This confusion may be understood as the collective effect of the reversal of momentum from involution to evolution. If one had a cooler understanding of the logic of the process, one could see that the gradual descent of spirit into matter which occupied the first three Rounds and the first half of the Fourth Round is now being replaced by the opposite process. Because humanity is now in the Fifth Root Race out of seven Races in the Fourth Round, it is already somewhat past the mid-point. If one would serve the evolutionary future of mankind, one must withdraw attention from the creation of the cosmos and man in the past and redirect it to the future. If one would move forward in evolution, one must grasp the fundamental shift that is taking place between
During the descending cycles of manifestation, spirit works centrifugally by diffusion of light in every direction. Matter, on the other hand, works by concentration and condensation, becoming harder and denser and absorbing into itself various essences. This process confuses human beings. They experience a distinct gap between spirit and matter, are seemingly caught in what is purely the shadowy side or external aspect of Nature. But having passed the mid-point at which astral potentials are merged into physical forms, humanity is moving towards a comparable future point when physical existence will dissipate and evaporate through a remerging into subtle substance. On the ascending arc of the process, matter will become what spirit was. Matter will become more etherealized, looser and less concrete. It will begin to etherealize itself; spirit, on the other hand, will be characterized by greater freedom in inner concentration. As spirit is freeing itself from confinement in the grossest matter while matter is etherealizing itself, consciousness is becoming more individuated on the plane of ideation yet more universal in its sentient contact with all of manifestation. Spirit is drawing itself more and more inwardly into itself, and so recovering the pristine potential and potency of the Logos that was and is at the heart of all life and Nature. If the descending arc of evolution is compared philosophically to the One becoming the many, then the ascending arc may be viewed as the many rebecoming the One. This applies to universal collective consciousness, spanning all humanity and every kingdom of life, as well as to every human life.
The possibilities of individual growth and refinement of consciousness are coextensive with the evolutionary and involutionary possibilities of Nature as a whole. This will never be grasped by a merely retrospective and materialistic view of evolution. It is the persistent challenge that lies before the pioneers of the humanity of the future. Guided by the brilliant light of the Avataric star, pilgrim humanity is even now embarking upon the long, slow, upward return journey to its divine origins. In the far distant future, in the Seventh Race of the Seventh Round, every unit will reawaken to the divine unity and the divine wisdom that underlies the cosmos and Man will be restored. Even now, for those with an eye to the future, there is a perceptible brightening in the hidden heart of humanity.
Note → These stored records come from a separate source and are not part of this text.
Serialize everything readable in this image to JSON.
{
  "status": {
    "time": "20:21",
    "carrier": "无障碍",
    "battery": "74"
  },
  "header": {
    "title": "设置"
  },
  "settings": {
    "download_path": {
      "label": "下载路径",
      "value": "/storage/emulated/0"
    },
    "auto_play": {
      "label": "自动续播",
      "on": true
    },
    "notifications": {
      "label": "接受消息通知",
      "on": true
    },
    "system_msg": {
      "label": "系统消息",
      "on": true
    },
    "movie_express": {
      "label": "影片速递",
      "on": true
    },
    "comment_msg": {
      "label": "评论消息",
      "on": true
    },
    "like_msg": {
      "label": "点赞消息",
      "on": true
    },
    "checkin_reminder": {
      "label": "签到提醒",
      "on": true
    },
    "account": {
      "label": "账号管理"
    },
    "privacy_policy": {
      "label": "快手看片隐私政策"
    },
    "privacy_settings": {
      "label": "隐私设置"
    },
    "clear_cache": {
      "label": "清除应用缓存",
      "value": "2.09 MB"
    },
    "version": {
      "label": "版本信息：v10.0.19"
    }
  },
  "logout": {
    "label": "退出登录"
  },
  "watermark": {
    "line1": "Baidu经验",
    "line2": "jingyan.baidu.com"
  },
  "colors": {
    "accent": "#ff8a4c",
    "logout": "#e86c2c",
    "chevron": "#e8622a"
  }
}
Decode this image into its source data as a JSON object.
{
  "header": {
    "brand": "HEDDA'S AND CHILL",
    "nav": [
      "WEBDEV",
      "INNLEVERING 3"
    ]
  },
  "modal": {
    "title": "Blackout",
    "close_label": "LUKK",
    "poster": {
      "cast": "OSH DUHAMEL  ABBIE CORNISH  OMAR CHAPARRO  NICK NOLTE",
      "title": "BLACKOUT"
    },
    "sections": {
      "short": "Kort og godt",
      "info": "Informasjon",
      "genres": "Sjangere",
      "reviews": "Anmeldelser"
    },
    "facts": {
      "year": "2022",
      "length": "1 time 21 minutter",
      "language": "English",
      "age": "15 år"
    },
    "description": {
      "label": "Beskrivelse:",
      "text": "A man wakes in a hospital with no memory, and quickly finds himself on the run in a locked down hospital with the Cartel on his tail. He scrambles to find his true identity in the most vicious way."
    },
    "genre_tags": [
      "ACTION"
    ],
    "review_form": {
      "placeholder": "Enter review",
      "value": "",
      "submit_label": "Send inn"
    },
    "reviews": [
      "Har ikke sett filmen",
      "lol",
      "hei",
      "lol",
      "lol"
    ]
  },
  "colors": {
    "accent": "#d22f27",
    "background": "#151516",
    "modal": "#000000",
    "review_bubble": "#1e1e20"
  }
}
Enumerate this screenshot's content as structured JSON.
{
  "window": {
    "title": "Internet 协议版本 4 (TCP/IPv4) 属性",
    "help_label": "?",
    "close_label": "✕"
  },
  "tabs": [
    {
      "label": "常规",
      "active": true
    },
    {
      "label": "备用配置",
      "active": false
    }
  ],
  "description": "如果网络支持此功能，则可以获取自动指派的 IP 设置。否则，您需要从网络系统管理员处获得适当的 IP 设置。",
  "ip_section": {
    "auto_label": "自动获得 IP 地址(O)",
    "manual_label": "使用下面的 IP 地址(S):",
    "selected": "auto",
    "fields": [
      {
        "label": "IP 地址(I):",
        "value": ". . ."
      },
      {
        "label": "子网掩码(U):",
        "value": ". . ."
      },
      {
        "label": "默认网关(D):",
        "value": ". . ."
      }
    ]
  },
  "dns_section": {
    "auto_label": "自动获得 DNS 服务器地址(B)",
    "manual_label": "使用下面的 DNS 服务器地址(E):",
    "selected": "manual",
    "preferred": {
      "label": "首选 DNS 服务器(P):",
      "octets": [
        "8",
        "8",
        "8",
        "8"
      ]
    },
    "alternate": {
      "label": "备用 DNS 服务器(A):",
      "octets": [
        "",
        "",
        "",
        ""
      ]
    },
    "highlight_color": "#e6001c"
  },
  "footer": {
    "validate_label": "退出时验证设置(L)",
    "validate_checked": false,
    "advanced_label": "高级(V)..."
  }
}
New modes and models are being gestated in the Akasha. These may be perceived through the silence of devotion and meditation by all those who wish to make themselves the true servants of humanity and the wise custodians of Nature's rich resources.